A Bodymind Approach to Healing Depression
Oct 29, 2015 11:23AM
By Alison Shaw
In July, Barbara Gosselin, PT, and Alison Shaw, NP, LMT, CEH, teamed up to open the Center for Body Mind Integration, in Lexington. Gosselin’s work includes craniosacral therapy, fascial mobilization and energy healing to help people with pain, while Shaw’s Bodymind Repatterning combines body centered counseling, integrative bodywork and energy medicine. Their aim is to practice and share their passion for these healing therapies and promote awareness in the community and medical system about the power of bodymind therapies in healing physical and emotional issues. Natural Awakenings Boston wanted to know how these methods can be used to treat depression, in particular.
Can you describe your approach to healing depression?
AS: We believe that health is a function of the free flow of energy on all levels of one’s being—physiological, emotional and on a soul level. I often find that, in people with depression, that flow has been hampered and energy has gotten stuck. Unresolved and unexpressed emotions are held by the body for years, creating patterns of stillness and contraction that affect someone for their whole lives. So I can help them through counseling, imagery, movement and hands on bodywork to find those places where that movement is stopped. We then work to help the natural flow of physical, emotional and mental energy find its own way back to balance and freedom.
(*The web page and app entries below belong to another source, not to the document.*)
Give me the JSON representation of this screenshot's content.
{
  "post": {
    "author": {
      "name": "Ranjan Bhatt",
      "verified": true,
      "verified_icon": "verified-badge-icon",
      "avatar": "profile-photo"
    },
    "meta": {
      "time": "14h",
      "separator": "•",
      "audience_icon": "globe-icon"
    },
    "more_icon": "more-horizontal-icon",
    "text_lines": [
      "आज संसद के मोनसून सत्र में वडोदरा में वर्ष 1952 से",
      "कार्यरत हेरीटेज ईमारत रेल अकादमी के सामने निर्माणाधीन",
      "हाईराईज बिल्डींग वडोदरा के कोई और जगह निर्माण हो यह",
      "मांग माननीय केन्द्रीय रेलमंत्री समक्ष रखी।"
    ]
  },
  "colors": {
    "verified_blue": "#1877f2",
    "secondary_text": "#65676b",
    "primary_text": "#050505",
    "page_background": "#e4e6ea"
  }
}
So it doesn’t involve taking any herbs, supplements or medication?
AS: Not in my work, but I do believe strongly that there often is a chemical component to depression, such as a neurochemical imbalance that can be helped by anti-depressants or herbal support, Chinese medicine and nutrition. These supports are very useful in that process, unless they’re being used to solve an issue that really might be mind-body generated. The complement of the two can be very powerful, and sometimes people need the foundational chemical support to bring their chemistry back into balance before they can really get traction from the work I do with them. I also want to mention that food is one of the most powerful medications we put into our body each day. There’s a direct connection between nutrition and our endocrine and hormonal systems, which affect our emotional experiences, and food sensitivities can contribute to anxiety, depression and other mood disorders.
BG: I think we get into trouble as a society when doctors recommend only medication for depression without looking at other levels that may be involved. The risk is that this can cover up issues that need to be dealt with to really address the root of the depression.
What approach do you use in your work?
BG: Similar to Alison I look at the movement of energy through the movement of fascia, the connective tissue that runs throughout the body. I once heard a quote that said, “The opposite of depression isn’t happiness, it’s vitality,” and I thought that was powerful. It says that depression is not only an emotional experience, but also a physiological one, experienced as decreased vitality. When there is a lot of restriction in the fascia, it takes someone a lot of energy to move through that. I think the word depressed is accurate in that case, because they are literally being held down by these restrictions. Bodywork can restore vitality on the physical level by freeing up restrictions and allowing movement of energy in the tissues, which can help lift the depression.
you seen this happen in your clients?
BG: Yes. Even though most people come to me primarily for pain, they share that, as a result of the work, they feel more energy, or vitality, meaning less depression.
What about the role of traditional therapy in depression?
AS: We often work closely with psychotherapists to add the body-centered component to the work they’re doing with clients. Many of my clients are doing great work with a psychotherapist, and the way I work with them is not to replicate that but to ask how the depression feels in the body, both physically and symbolically, and have a conversation with it—a dialogue— to hear from the unconscious and deeper levels of the self and soul. Exploring the unconscious and the body are the pieces that can allow deeper issues to change and release in ways that talking alone cannot. Shifts in the body can lead to emotional shifts, as well as the other way around.
The Center for Body Mind Integration is located at 109 Mass. Ave., Lexington. For more information, call 781- 646-0686 or 781-507-4226, or visit CenterForBodyMindIntegration.com.